= Beginning of Section =

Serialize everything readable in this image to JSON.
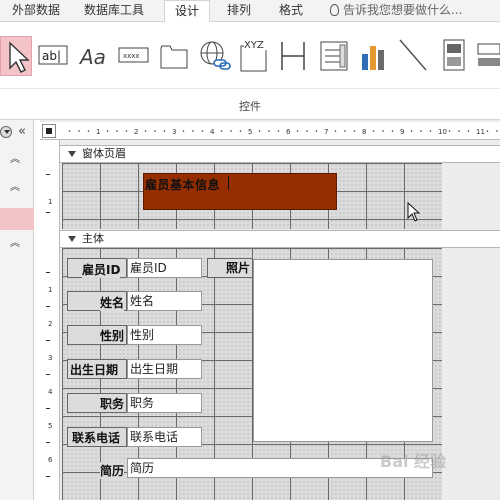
{
  "ribbon": {
    "tabs": [
      "外部数据",
      "数据库工具",
      "设计",
      "排列",
      "格式"
    ],
    "active_tab": "设计",
    "tell_me": "告诉我您想要做什么...",
    "controls": [
      {
        "name": "select-pointer-icon"
      },
      {
        "name": "textbox-icon",
        "glyph": "ab|"
      },
      {
        "name": "label-icon",
        "glyph": "Aa"
      },
      {
        "name": "button-icon",
        "glyph": "xxxx"
      },
      {
        "name": "tab-control-icon"
      },
      {
        "name": "hyperlink-icon"
      },
      {
        "name": "web-browser-icon",
        "glyph": "XYZ"
      },
      {
        "name": "navigation-icon"
      },
      {
        "name": "option-group-icon"
      },
      {
        "name": "chart-icon"
      },
      {
        "name": "line-icon"
      },
      {
        "name": "toggle-icon"
      },
      {
        "name": "rectangle-icon"
      }
    ],
    "group_label": "控件"
  },
  "sections": {
    "form_header": "窗体页眉",
    "detail": "主体"
  },
  "ruler_numbers": [
    "1",
    "2",
    "3",
    "4",
    "5",
    "6",
    "7",
    "8",
    "9",
    "10",
    "11"
  ],
  "left_ruler_numbers": [
    "1",
    "1",
    "2",
    "3",
    "4",
    "5",
    "6"
  ],
  "form": {
    "title": "雇员基本信息",
    "fields": [
      {
        "label": "雇员ID",
        "value": "雇员ID"
      },
      {
        "label": "姓名",
        "value": "姓名"
      },
      {
        "label": "性别",
        "value": "性别"
      },
      {
        "label": "出生日期",
        "value": "出生日期"
      },
      {
        "label": "职务",
        "value": "职务"
      },
      {
        "label": "联系电话",
        "value": "联系电话"
      },
      {
        "label": "简历",
        "value": "简历"
      }
    ],
    "photo_label": "照片"
  },
  "watermark": "Bai 经验",
  "colors": {
    "accent_selected": "#f4c3c8",
    "title_fill": "#962e00",
    "grid_line": "#6a6a6a"
  }
}
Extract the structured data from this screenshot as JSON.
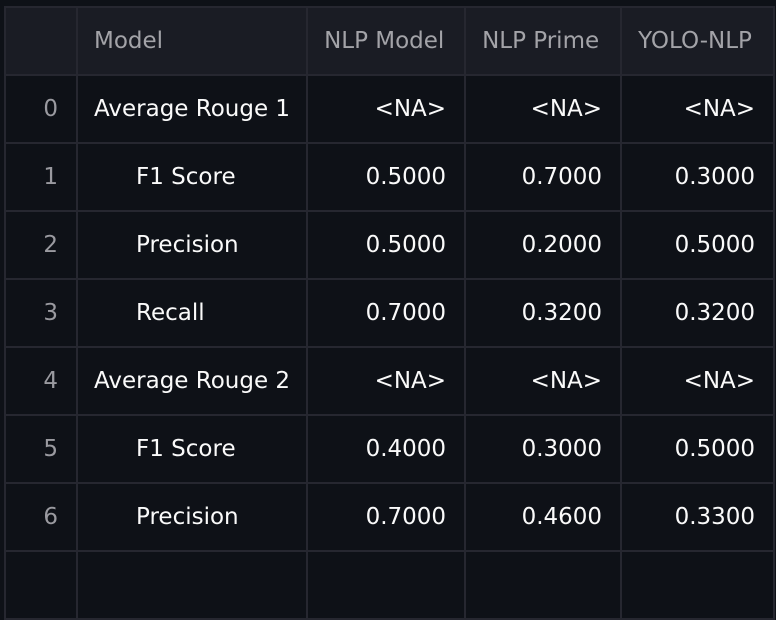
{
  "table": {
    "columns": [
      "",
      "Model",
      "NLP Model",
      "NLP Prime",
      "YOLO-NLP"
    ],
    "rows": [
      {
        "index": "0",
        "model": "Average Rouge 1",
        "indent": false,
        "values": [
          "<NA>",
          "<NA>",
          "<NA>"
        ]
      },
      {
        "index": "1",
        "model": "F1 Score",
        "indent": true,
        "values": [
          "0.5000",
          "0.7000",
          "0.3000"
        ]
      },
      {
        "index": "2",
        "model": "Precision",
        "indent": true,
        "values": [
          "0.5000",
          "0.2000",
          "0.5000"
        ]
      },
      {
        "index": "3",
        "model": "Recall",
        "indent": true,
        "values": [
          "0.7000",
          "0.3200",
          "0.3200"
        ]
      },
      {
        "index": "4",
        "model": "Average Rouge 2",
        "indent": false,
        "values": [
          "<NA>",
          "<NA>",
          "<NA>"
        ]
      },
      {
        "index": "5",
        "model": "F1 Score",
        "indent": true,
        "values": [
          "0.4000",
          "0.3000",
          "0.5000"
        ]
      },
      {
        "index": "6",
        "model": "Precision",
        "indent": true,
        "values": [
          "0.7000",
          "0.4600",
          "0.3300"
        ]
      },
      {
        "index": "",
        "model": "",
        "indent": true,
        "values": [
          "",
          "",
          ""
        ]
      }
    ]
  },
  "colors": {
    "background": "#0e1117",
    "header_bg": "#1a1c24",
    "grid": "#262730",
    "text": "#fafafa",
    "muted_text": "#a3a3a8"
  }
}
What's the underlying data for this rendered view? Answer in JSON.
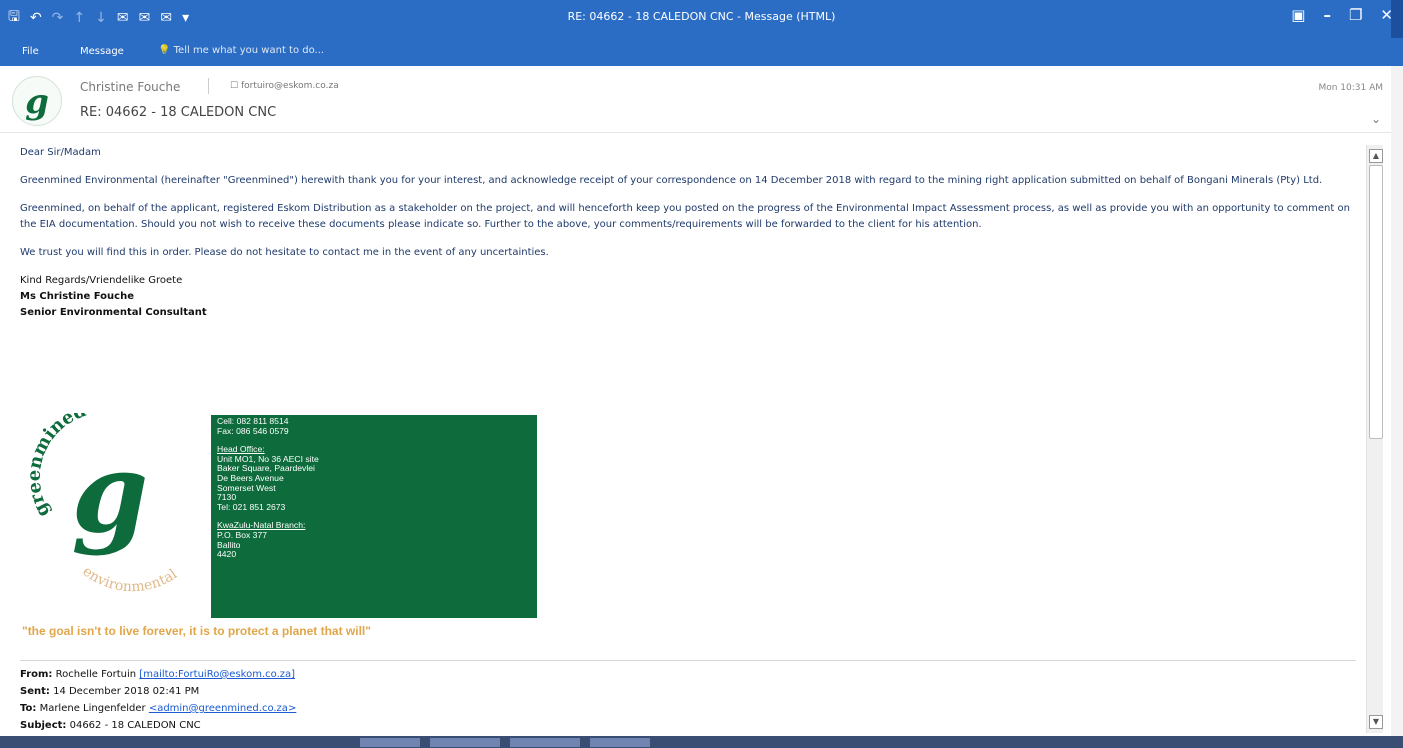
{
  "window": {
    "title": "RE: 04662 - 18  CALEDON CNC - Message (HTML)"
  },
  "ribbon": {
    "file_tab": "File",
    "message_tab": "Message",
    "tell_me": "Tell me what you want to do..."
  },
  "header": {
    "sender": "Christine Fouche",
    "recipient": "fortuiro@eskom.co.za",
    "subject": "RE: 04662 - 18  CALEDON CNC",
    "time": "Mon 10:31 AM"
  },
  "body": {
    "greeting": "Dear Sir/Madam",
    "p1": "Greenmined Environmental (hereinafter \"Greenmined\") herewith thank you for your interest, and acknowledge receipt of your correspondence on 14 December 2018 with regard to the mining right application submitted on behalf of Bongani Minerals (Pty) Ltd.",
    "p2": "Greenmined, on behalf of the applicant,  registered Eskom Distribution as a stakeholder on the project, and will henceforth keep you posted on the progress of the Environmental Impact Assessment process, as well as provide you with an opportunity to comment on the EIA documentation.  Should you not wish to receive these documents please indicate so.  Further to the above, your comments/requirements will be forwarded to the client for his attention.",
    "p3": "We trust you will find this in order.  Please do not hesitate to contact me in the event of any uncertainties.",
    "sig_regards": "Kind Regards/Vriendelike Groete",
    "sig_name": "Ms Christine Fouche",
    "sig_title": "Senior Environmental Consultant"
  },
  "signature_box": {
    "cell": "Cell: 082 811 8514",
    "fax": "Fax: 086 546 0579",
    "head_office_label": "Head Office:",
    "head_office_lines": [
      "Unit MO1, No 36 AECI site",
      "Baker Square, Paardevlei",
      "De Beers Avenue",
      "Somerset West",
      "7130",
      "Tel: 021 851 2673"
    ],
    "branch_label": "KwaZulu-Natal Branch:",
    "branch_lines": [
      "P.O. Box 377",
      "Ballito",
      "4420"
    ]
  },
  "logo": {
    "top_text": "greenmined",
    "letter": "g",
    "bottom_text": "environmental"
  },
  "motto": "\"the goal isn't to live forever, it is to protect a planet that will\"",
  "forward": {
    "from_label": "From:",
    "from_name": "Rochelle Fortuin",
    "from_link": "[mailto:FortuiRo@eskom.co.za]",
    "sent_label": "Sent:",
    "sent_value": "14 December 2018 02:41 PM",
    "to_label": "To:",
    "to_name": "Marlene Lingenfelder",
    "to_link": "<admin@greenmined.co.za>",
    "subject_label": "Subject:",
    "subject_value": "04662 - 18 CALEDON CNC"
  },
  "colors": {
    "titlebar": "#2b6cc4",
    "signature_bg": "#0d6b3c",
    "motto": "#e0a64a",
    "body_text": "#1f3a6b"
  }
}
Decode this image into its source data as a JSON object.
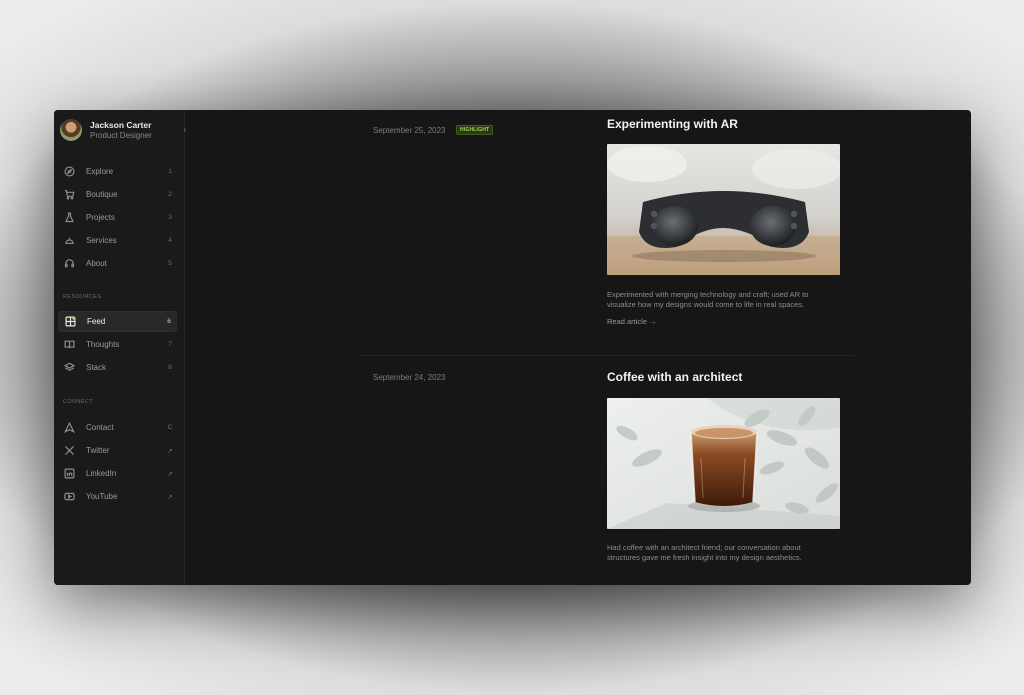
{
  "profile": {
    "name": "Jackson Carter",
    "role": "Product Designer"
  },
  "nav": {
    "main": [
      {
        "label": "Explore",
        "key": "1",
        "icon": "compass-icon"
      },
      {
        "label": "Boutique",
        "key": "2",
        "icon": "cart-icon"
      },
      {
        "label": "Projects",
        "key": "3",
        "icon": "flask-icon"
      },
      {
        "label": "Services",
        "key": "4",
        "icon": "cloche-icon"
      },
      {
        "label": "About",
        "key": "5",
        "icon": "headset-icon"
      }
    ],
    "resources_title": "RESOURCES",
    "resources": [
      {
        "label": "Feed",
        "key": "6",
        "icon": "feed-grid-icon",
        "active": true
      },
      {
        "label": "Thoughts",
        "key": "7",
        "icon": "book-icon"
      },
      {
        "label": "Stack",
        "key": "8",
        "icon": "layers-icon"
      }
    ],
    "connect_title": "CONNECT",
    "connect": [
      {
        "label": "Contact",
        "key": "C",
        "icon": "send-icon"
      },
      {
        "label": "Twitter",
        "key": "↗",
        "icon": "x-logo-icon"
      },
      {
        "label": "LinkedIn",
        "key": "↗",
        "icon": "linkedin-icon"
      },
      {
        "label": "YouTube",
        "key": "↗",
        "icon": "youtube-icon"
      }
    ]
  },
  "posts": [
    {
      "date": "September 25, 2023",
      "badge": "HIGHLIGHT",
      "title": "Experimenting with AR",
      "description_lines": [
        "Experimented with merging technology and craft; used AR to",
        "visualize how my designs would come to life in real spaces."
      ],
      "link": "Read article →"
    },
    {
      "date": "September 24, 2023",
      "title": "Coffee with an architect",
      "description_lines": [
        "Had coffee with an architect friend; our conversation about",
        "structures gave me fresh insight into my design aesthetics."
      ]
    }
  ],
  "colors": {
    "background": "#161616",
    "sidebar": "#1a1a1a",
    "badge_text": "#a6d35a",
    "badge_bg": "#2b3a16"
  }
}
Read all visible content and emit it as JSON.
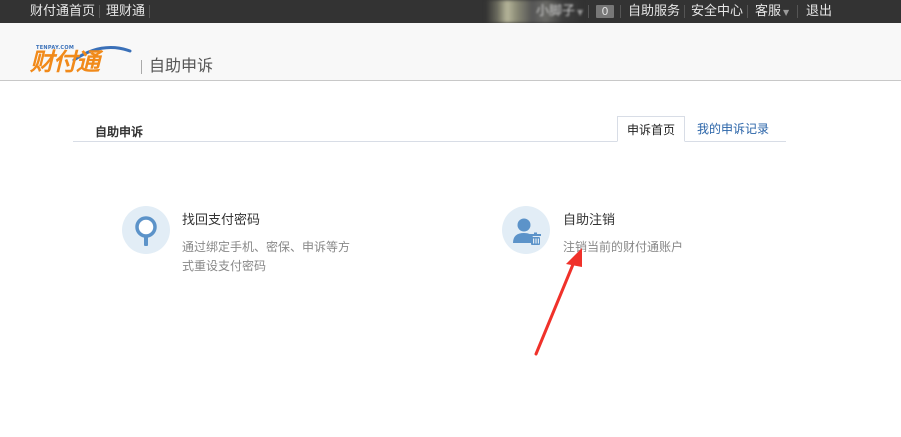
{
  "topbar": {
    "home": "财付通首页",
    "finance": "理财通",
    "user": "小脚子",
    "badge": "0",
    "self_service": "自助服务",
    "security": "安全中心",
    "service": "客服",
    "logout": "退出"
  },
  "header": {
    "logo_small": "TENPAY.COM",
    "logo_text": "财付通",
    "title": "自助申诉"
  },
  "tabs": {
    "section_title": "自助申诉",
    "home": "申诉首页",
    "records": "我的申诉记录"
  },
  "cards": [
    {
      "title": "找回支付密码",
      "desc": "通过绑定手机、密保、申诉等方式重设支付密码",
      "icon": "magnifier-icon"
    },
    {
      "title": "自助注销",
      "desc": "注销当前的财付通账户",
      "icon": "user-trash-icon"
    }
  ],
  "colors": {
    "topbar": "#333333",
    "logo": "#f18a1a",
    "link": "#2a64a8",
    "icon_bg": "#e2edf6",
    "icon_fg": "#5c93c9",
    "arrow": "#f0312a"
  }
}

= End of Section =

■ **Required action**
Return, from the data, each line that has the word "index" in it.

■ **Exercise output**
        "index": "0",
        "index": "1",
        "index": "2",
        "index": "3",
        "index": "4",
        "index": "5",
        "index": "6",
        "index": "",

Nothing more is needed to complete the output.